Our feet have 26 bones and 33 joints each. A whopping 25% of our muscles and nerves are dedicated to our feet and ankles. It’s a lot of real estate. The bottoms of our feet have thick layers of connective tissue called fascia (actually, plantar fascia is a misnomer in that its tissues are aponeuroses or broad, flat bands of tendons – but I’ll accept fascia). Fascia responds well to varied movement, or what I now call “movement nutrition.” Most human feet are severely malnourished, some near death. If you are usually wearing shoes, not moving much, and the movements you do make are repetitive and on a flat, hard surfaces, its the equivalent of only ever eating gruel. What is gruel, btw? Over the course of the month, you will learn many exercises that will increase movement nutrition for your feet.

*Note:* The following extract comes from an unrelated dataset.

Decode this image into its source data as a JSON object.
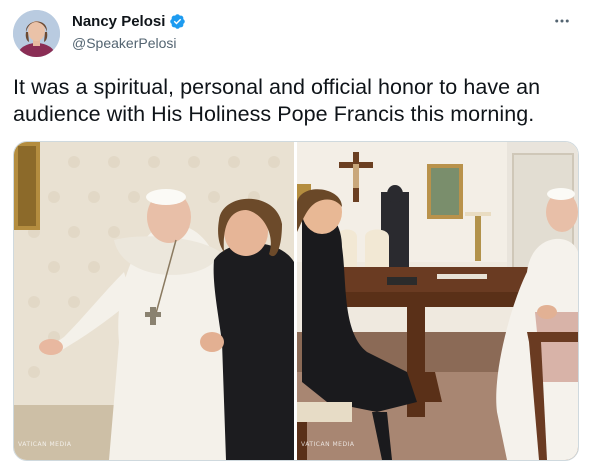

Here is one. Sit on a chair on your sitting bones (not your tailbone). Place a bolster, cushion, or pillow on the floor under your bare feet. Move your feet in random, weird, playful, freaky, wiggly, and varied ways – the stranger and more surprising the better. Stretch the tops, bottoms, sides of your feet; contract your soles; flex, extend, spread, and wiggle your toes; press all parts of your feet into the bolster and roll them around in all directions.
Do this for at least five minutes. Every day. Namaste.